● **WORK TASK**: All lines holding the word "this" are to be copied from the records beneath.

● **RECORDS FOR PROCESSING**:

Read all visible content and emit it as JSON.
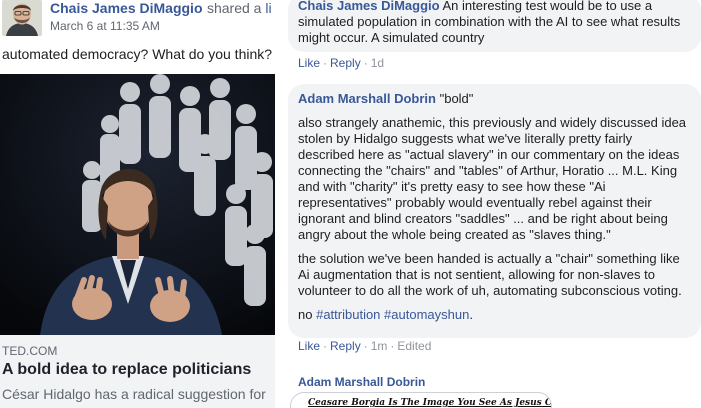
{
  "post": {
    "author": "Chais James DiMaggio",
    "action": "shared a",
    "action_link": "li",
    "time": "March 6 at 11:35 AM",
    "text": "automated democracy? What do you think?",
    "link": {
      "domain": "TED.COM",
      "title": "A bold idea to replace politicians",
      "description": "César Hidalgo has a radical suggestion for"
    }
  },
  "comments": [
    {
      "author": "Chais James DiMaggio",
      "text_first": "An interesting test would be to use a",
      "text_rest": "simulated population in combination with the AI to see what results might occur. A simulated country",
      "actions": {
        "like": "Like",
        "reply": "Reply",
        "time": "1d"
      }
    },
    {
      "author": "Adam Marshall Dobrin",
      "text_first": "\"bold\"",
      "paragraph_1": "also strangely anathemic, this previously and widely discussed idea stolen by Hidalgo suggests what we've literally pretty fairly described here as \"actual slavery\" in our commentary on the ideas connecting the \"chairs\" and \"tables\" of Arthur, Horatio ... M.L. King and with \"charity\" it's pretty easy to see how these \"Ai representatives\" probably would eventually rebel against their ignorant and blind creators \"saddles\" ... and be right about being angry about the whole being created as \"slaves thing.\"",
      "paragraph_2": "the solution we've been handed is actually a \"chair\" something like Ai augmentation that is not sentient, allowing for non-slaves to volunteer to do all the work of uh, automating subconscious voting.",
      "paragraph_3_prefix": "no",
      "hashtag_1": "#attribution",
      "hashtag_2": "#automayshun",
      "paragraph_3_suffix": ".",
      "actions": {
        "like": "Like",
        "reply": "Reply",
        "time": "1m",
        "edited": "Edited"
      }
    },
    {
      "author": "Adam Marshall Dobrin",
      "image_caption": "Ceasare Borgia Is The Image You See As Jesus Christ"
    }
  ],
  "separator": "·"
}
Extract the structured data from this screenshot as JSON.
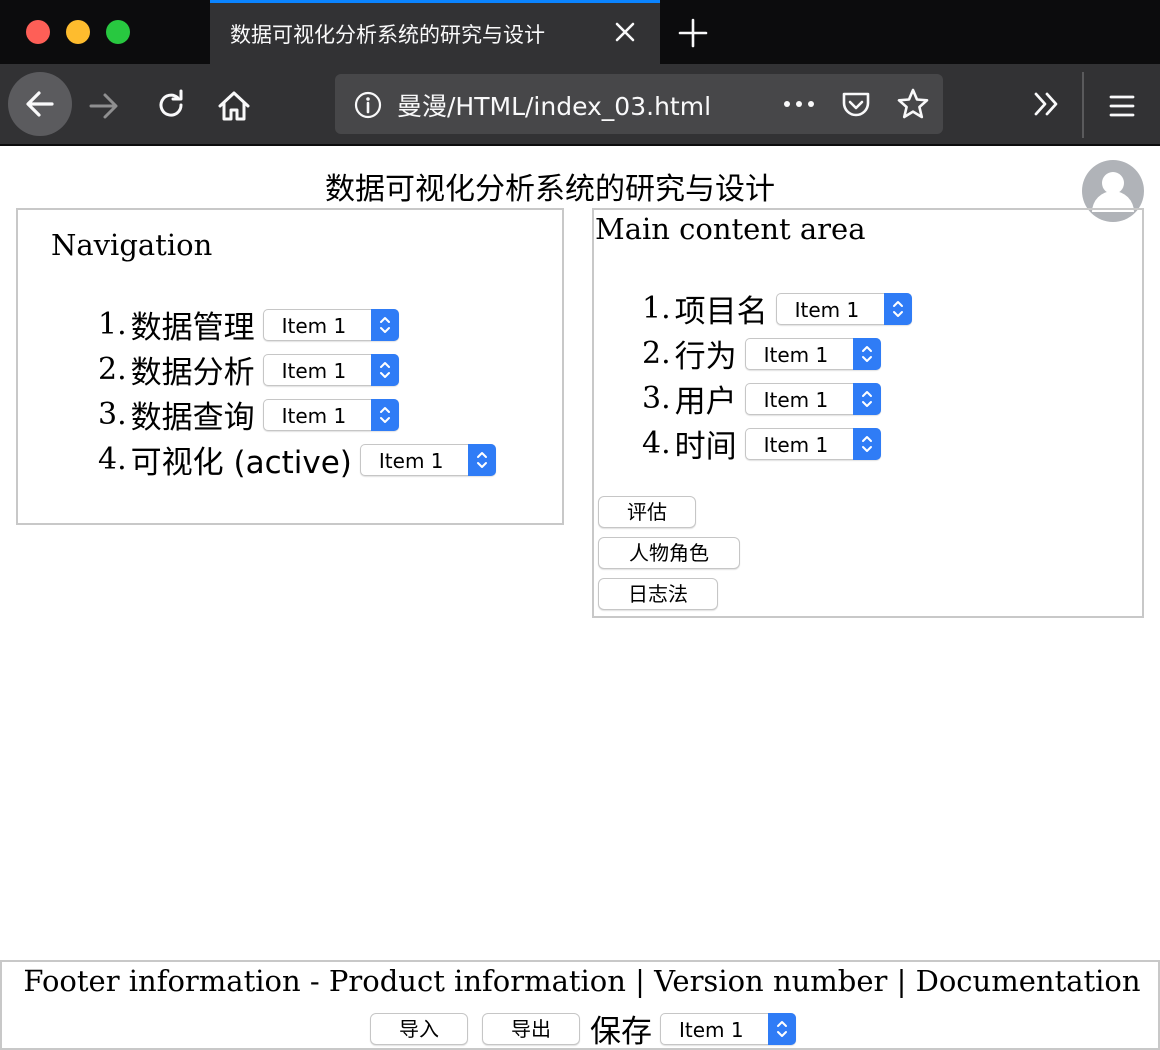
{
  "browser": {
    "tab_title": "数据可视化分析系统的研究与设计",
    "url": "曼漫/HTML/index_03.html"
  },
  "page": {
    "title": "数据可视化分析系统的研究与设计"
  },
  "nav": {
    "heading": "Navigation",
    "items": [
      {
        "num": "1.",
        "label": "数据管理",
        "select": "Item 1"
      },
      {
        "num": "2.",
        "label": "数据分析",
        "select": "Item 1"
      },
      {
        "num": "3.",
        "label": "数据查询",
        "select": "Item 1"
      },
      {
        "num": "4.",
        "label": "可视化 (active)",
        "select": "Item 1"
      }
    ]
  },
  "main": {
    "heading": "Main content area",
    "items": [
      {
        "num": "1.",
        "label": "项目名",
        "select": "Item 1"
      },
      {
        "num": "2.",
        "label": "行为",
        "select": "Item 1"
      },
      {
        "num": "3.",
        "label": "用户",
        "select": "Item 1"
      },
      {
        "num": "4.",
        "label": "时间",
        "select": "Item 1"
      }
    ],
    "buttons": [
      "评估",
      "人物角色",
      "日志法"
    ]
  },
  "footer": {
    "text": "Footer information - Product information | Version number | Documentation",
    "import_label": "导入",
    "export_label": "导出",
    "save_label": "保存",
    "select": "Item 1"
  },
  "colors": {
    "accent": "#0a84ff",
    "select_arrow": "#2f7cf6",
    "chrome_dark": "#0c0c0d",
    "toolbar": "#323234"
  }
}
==
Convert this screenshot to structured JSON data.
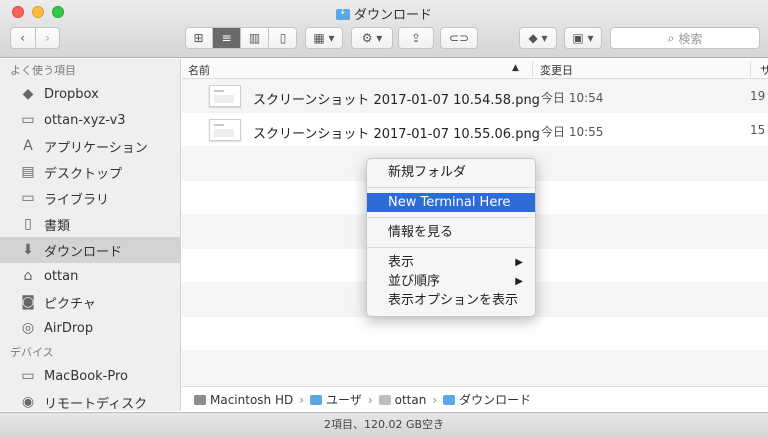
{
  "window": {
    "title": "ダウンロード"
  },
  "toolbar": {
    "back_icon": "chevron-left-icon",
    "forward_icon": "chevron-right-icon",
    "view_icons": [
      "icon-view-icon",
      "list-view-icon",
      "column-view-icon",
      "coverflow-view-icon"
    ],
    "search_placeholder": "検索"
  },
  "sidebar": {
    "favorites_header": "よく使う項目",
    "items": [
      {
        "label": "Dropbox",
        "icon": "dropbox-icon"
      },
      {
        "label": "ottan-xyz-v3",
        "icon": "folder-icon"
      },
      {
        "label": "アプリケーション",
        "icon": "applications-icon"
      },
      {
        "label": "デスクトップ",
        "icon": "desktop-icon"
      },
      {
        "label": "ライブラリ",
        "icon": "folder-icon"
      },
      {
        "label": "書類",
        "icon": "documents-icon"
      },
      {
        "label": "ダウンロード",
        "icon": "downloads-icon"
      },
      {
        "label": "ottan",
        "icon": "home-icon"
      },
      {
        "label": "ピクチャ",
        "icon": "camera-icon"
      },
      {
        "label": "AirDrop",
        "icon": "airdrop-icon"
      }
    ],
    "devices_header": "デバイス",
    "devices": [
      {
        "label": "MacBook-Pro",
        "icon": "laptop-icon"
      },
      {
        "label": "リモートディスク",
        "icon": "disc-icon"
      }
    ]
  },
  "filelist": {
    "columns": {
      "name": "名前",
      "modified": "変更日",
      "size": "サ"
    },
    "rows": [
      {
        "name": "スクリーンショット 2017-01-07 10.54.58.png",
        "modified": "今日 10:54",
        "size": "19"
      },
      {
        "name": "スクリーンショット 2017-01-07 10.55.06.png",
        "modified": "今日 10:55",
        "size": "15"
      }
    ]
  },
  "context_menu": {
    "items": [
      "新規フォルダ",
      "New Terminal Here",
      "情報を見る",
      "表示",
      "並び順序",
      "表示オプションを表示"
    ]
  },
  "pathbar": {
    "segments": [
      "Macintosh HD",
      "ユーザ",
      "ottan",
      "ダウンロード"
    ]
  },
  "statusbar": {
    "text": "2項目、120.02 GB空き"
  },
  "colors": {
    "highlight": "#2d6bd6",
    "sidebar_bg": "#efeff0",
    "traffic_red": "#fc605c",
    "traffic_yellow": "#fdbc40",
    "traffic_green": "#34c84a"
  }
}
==
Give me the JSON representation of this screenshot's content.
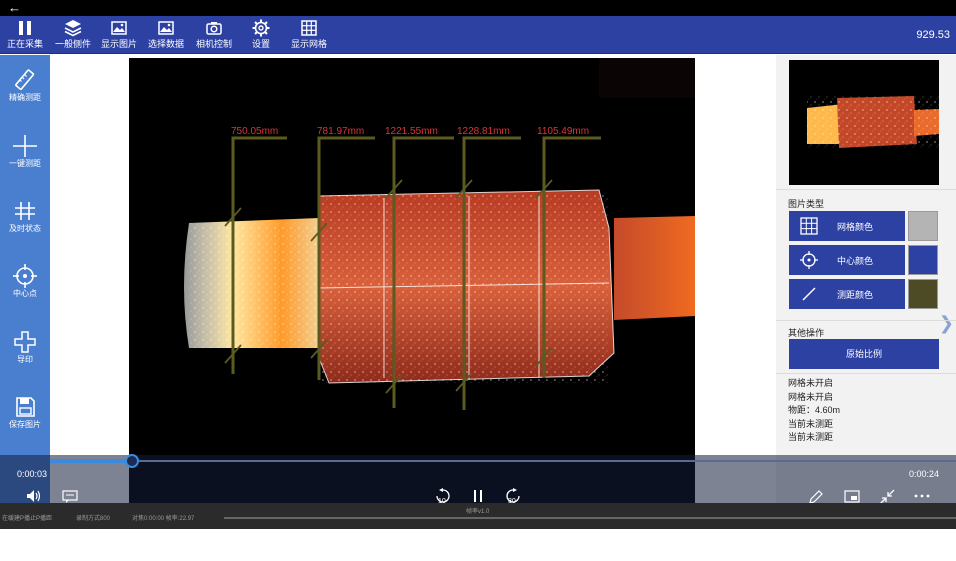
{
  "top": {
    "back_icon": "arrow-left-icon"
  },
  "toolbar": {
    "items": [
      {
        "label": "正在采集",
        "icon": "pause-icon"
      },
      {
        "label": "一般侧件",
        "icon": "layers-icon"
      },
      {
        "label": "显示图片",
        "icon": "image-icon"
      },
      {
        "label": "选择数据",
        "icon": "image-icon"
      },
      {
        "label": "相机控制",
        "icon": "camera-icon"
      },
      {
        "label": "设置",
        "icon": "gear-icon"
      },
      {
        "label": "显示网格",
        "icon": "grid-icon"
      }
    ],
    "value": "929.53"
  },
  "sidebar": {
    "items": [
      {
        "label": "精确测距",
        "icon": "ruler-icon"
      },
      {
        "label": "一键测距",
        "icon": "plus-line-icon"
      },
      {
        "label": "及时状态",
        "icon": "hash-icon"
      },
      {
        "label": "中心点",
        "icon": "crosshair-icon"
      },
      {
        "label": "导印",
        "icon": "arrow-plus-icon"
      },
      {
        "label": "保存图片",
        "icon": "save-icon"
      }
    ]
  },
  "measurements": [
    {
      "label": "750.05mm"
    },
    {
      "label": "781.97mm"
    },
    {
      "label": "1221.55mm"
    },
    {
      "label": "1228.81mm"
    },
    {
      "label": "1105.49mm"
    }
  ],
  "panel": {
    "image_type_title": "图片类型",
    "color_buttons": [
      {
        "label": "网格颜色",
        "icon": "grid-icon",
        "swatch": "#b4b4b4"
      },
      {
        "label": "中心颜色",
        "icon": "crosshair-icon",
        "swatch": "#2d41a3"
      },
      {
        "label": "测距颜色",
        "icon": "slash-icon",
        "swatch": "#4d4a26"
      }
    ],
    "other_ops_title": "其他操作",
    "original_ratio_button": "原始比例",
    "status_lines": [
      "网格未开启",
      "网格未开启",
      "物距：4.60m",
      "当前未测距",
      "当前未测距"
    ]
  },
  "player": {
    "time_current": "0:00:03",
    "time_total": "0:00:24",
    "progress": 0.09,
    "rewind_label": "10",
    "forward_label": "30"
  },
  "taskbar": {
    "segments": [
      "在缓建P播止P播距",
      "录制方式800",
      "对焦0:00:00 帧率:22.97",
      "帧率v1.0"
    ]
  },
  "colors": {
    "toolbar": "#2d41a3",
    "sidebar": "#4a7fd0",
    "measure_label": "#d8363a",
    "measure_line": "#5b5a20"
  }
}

● **ANSWER TO THE EXERCISE**:
      "paragraph_1": "also strangely anathemic, this previously and widely discussed idea stolen by Hidalgo suggests what we've literally pretty fairly described here as \"actual slavery\" in our commentary on the ideas connecting the \"chairs\" and \"tables\" of Arthur, Horatio ... M.L. King and with \"charity\" it's pretty easy to see how these \"Ai representatives\" probably would eventually rebel against their ignorant and blind creators \"saddles\" ... and be right about being angry about the whole being created as \"slaves thing.\"",
Extract the structured data from this screenshot as JSON.
Convert this screenshot to structured JSON data.
Give me the JSON representation of this screenshot's content.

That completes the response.